The HSUS is all about getting results for animals, and a story in today’s New York Times demonstrates how the value of our work unfolds over time, and often with great force. Last year, The HSUS and other humane organizations—with a major boost from Gov. Ed Rendell—worked to enact legislation in Pennsylvania to crack down on puppy mills. Jon Hurdle of The Times reports that this legislation is already driving illegal puppy mills out of business.
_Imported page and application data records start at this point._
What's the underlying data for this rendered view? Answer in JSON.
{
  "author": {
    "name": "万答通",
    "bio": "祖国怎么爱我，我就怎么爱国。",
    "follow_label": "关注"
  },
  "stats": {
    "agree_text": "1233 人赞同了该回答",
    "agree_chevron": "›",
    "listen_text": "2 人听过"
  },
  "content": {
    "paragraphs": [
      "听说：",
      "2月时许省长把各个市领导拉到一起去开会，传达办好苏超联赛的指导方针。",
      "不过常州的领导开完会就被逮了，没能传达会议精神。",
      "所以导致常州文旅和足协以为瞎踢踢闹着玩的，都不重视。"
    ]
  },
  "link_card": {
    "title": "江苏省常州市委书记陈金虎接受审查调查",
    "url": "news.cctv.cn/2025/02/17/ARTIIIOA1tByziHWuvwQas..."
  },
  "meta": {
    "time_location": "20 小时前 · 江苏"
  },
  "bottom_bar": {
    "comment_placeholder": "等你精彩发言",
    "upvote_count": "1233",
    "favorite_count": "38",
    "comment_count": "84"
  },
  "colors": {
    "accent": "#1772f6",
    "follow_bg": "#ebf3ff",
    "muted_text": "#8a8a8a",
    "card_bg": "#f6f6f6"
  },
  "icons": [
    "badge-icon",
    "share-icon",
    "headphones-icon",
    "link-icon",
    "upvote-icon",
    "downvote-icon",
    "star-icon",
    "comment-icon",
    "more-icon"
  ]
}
The Pennsylvania Department of Agriculture enlisted The HSUS on a raid of a notorious mill in Lehigh County, Pa., in June—ironically named Almost Heaven Kennels—and we rescued and then placed 200 dogs who had been living in squalid, overcrowded conditions in an unlicensed facility.
Stopping cruelty and delivering animals into safer environments is what we’re all about at The HSUS. That goes for puppy mills, as well as our work on dogfighting and other forms of staged fighting.
The HSUS is the only organization with a unit devoted exclusively to eradicating animal fighting—and our investments on this front are paying incredible dividends for animals. We have upgraded just about every law in the nation, and dogfighting is now a felony in all 50 states. There’s typically not a week that passes without our participating at some level in raiding illegal animal fighting operations and bringing these perpetrators to justice.
Michael Vick has become the personification of dogfighting and its cruelty. Oddly enough, after serving his sentence for illegal dogfighting activities, that’s one reason why we think that he can be a valuable messenger about what not to do with animals.
There’s anger about what Vick did. And that anger is understandable, given the severity of his crime. But if you step back and take stock of the entire drama, this is a textbook case of how you want such a case to play out. A person who committed an awful crime against animals is found out. Prosecutors take the case seriously, and the perpetrator eventually pleads guilty. The judge, given the sentencing guidelines, metes out a stern penalty, sentencing the defendant to two years in federal prison. Meanwhile, as the case proceeds, there is an upswell of social disapproval about the illegal conduct. The HSUS then broadens the discussion to show how widespread the practice of dogfighting is. In response, there are new laws adopted throughout the country to combat the problem and law enforcement has a new commitment to enforcing these laws. And then after the perpetrator is released, he comes knocking on the door of the largest animal protection group and says he is a changed person and wants to do community service to help attack the larger social problem of animal cruelty.
In just the last two days, the fresh attention to our community-based End Dogfighting programs has prompted inquiries from citizens in more than 100 communities who want our help in reaching out to their at-risk youth—including a compelling commentary from Karel Minor, executive director of the Humane Society of Berks County in Pennsylvania. This excitement and interest in new programs gives us 100 new pathways to attack the scourge of dogfighting.
It’s my hope that the Vick case also prompts soul-searching about the responsibilities each one of us has to animals. Both actor Alec Baldwin and philosopher Peter Singer are broadening the discussion, rightly noting that the well-justified righteous anger about Vick’s conduct should also apply to a wide range of other abuses, including factory farming, the fur trade, and other forms of exploitation of animals. We at The HSUS work on all of these problems, and we ask all responsible people to live by the principles of mercy and compassion toward all creatures.
We’ll also continue to zero in on the larger social problem of dogfighting. With more than 100,000 active dogfighters, and with the practice metastasizing in urban centers, our focus must be on halting people from abusing dogs, but also preventing them from recruiting others into their sordid hobby and business. Vick’s behavior was terribly cruel, but it was not isolated—with dogfighting not uncommon in some communities and tens of thousands of young men and boys getting sucked into the quicksand, we have to be creative to turn the situation around.
Vick is an unlikely ambassador for an anti-dogfighting campaign. And I can understand the skepticism about him and his “conversion” to an animal protection advocate. But turning away Vick’s offer to help won’t result in the saving of a single animal. By engaging with him, and putting him to work in a community service program (like many ex-convicts participate in), we may sway countless kids who would be involved in dogfighting, and that means dogs will be protected. And, as I’ve said before, it’s always good to turn an adversary into an ally and advocate.
Sometimes, the change we seek comes down strange and never-traveled pathways. And sometimes, it comes through the unlikeliest of people. The crisis that animals face compels us to be open to all of these unlikely possibilities.